Dataset rows describing interfaces:
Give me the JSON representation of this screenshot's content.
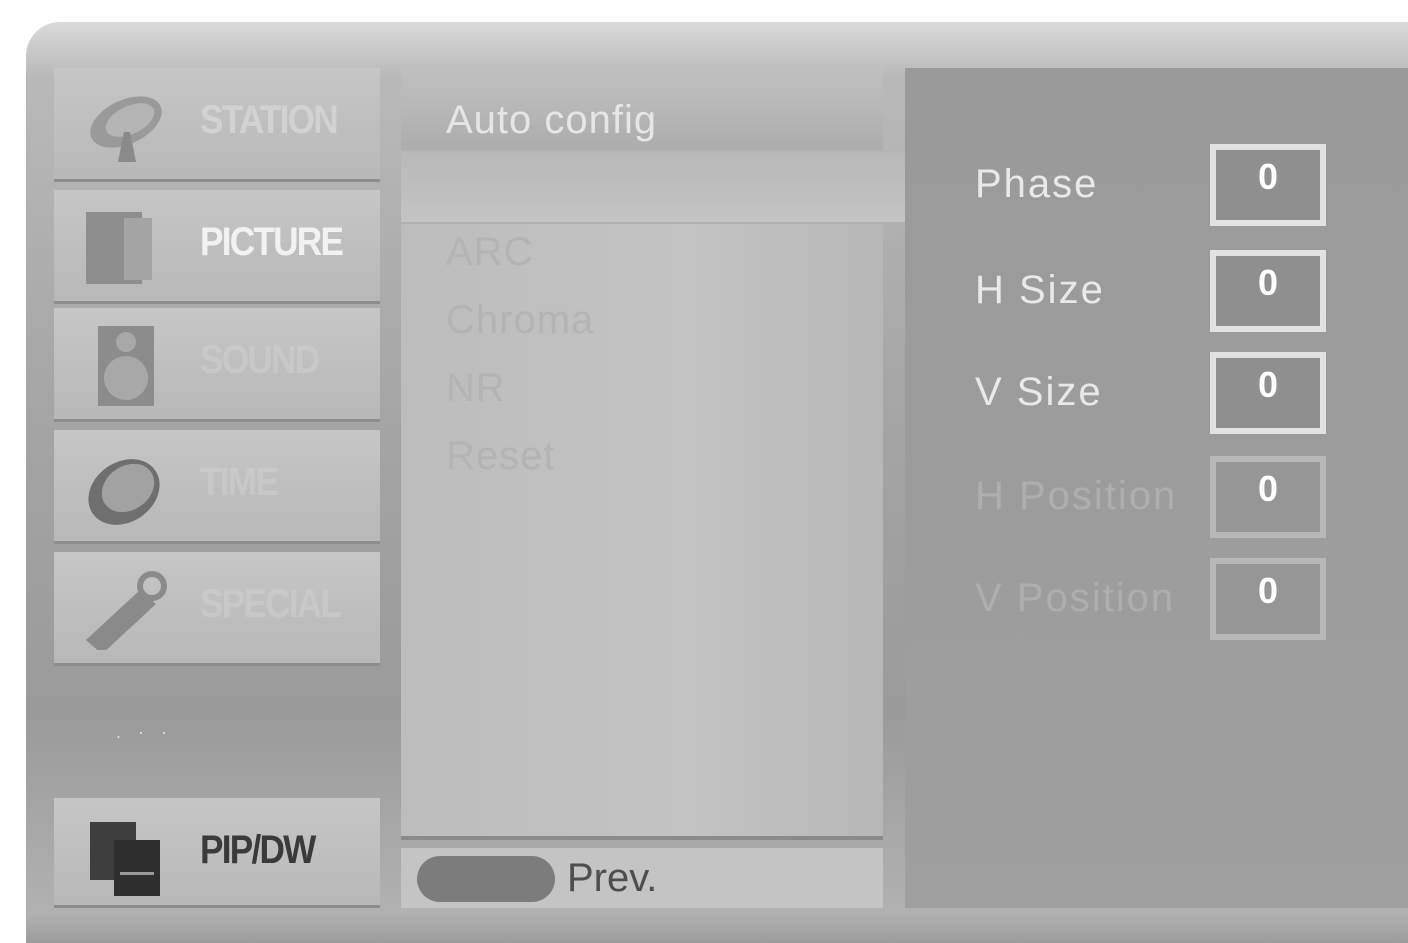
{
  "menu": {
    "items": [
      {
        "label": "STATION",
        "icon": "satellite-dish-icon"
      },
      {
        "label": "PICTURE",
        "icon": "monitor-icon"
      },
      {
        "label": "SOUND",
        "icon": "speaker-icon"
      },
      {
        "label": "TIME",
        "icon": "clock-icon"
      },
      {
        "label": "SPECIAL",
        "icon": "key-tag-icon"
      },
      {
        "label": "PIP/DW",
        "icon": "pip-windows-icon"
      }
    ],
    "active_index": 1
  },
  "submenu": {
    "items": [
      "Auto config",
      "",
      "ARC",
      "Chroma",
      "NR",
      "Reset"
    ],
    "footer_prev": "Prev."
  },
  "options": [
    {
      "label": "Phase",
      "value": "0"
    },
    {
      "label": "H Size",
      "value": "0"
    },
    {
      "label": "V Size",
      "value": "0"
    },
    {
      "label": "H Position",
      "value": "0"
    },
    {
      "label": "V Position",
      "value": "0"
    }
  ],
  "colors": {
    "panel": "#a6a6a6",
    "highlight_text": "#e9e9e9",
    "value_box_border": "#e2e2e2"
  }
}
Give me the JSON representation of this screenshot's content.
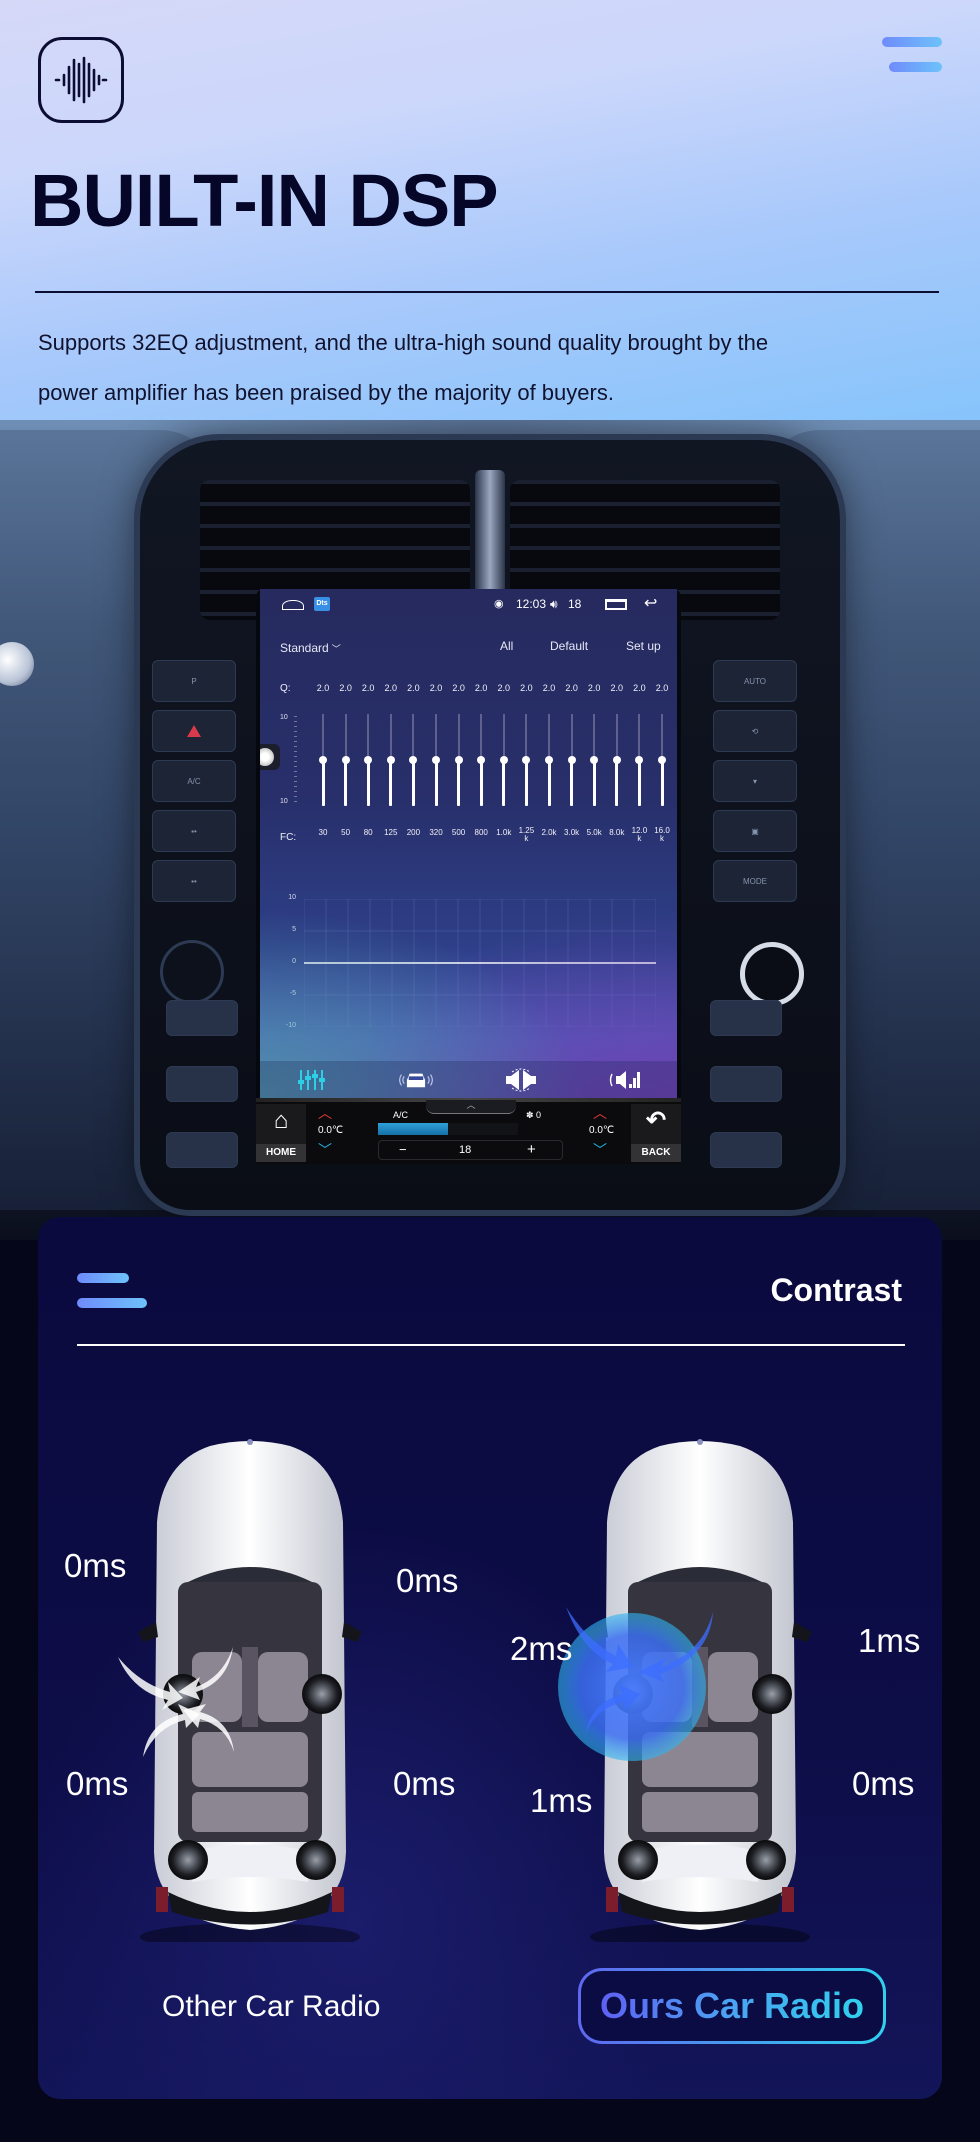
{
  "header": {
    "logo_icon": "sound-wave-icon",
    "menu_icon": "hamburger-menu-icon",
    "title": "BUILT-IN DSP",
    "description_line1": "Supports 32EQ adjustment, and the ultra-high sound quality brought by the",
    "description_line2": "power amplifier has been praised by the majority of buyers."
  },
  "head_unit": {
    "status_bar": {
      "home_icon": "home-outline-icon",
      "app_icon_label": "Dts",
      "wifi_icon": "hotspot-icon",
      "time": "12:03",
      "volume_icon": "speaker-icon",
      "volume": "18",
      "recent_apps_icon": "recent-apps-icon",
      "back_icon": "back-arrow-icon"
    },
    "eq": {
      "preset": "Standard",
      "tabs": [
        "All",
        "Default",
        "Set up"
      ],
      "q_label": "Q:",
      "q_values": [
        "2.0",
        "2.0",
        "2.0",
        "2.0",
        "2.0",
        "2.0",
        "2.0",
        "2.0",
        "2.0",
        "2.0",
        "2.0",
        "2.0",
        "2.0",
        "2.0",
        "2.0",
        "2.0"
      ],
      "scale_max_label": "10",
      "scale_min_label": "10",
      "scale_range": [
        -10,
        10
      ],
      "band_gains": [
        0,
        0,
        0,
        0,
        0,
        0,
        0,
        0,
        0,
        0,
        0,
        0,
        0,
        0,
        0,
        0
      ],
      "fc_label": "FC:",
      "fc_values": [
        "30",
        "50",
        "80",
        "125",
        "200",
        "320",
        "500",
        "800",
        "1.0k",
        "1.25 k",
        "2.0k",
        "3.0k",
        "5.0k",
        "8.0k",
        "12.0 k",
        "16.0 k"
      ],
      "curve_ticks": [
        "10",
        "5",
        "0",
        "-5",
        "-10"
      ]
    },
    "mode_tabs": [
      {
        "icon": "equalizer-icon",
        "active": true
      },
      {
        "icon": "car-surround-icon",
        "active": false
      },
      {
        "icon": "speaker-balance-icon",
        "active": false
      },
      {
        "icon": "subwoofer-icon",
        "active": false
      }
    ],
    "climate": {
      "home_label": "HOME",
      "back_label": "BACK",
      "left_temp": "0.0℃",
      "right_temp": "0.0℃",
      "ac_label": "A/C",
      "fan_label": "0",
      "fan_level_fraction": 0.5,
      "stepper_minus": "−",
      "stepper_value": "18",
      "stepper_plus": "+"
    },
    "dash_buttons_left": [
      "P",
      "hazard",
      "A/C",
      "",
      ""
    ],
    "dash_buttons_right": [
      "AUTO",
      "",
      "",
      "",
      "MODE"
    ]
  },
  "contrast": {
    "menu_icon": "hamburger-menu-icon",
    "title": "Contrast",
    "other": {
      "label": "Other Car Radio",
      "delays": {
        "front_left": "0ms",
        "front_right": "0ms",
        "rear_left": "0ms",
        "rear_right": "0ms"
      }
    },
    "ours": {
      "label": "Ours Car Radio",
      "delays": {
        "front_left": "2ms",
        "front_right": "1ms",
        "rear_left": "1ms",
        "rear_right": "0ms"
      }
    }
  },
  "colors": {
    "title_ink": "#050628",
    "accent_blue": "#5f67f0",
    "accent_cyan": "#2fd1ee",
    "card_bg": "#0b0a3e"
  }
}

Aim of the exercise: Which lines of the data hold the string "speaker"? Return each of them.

Expected answer:
        "icon": "speaker-icon"
      "volume_icon": "speaker-icon",
        "icon": "speaker-balance-icon",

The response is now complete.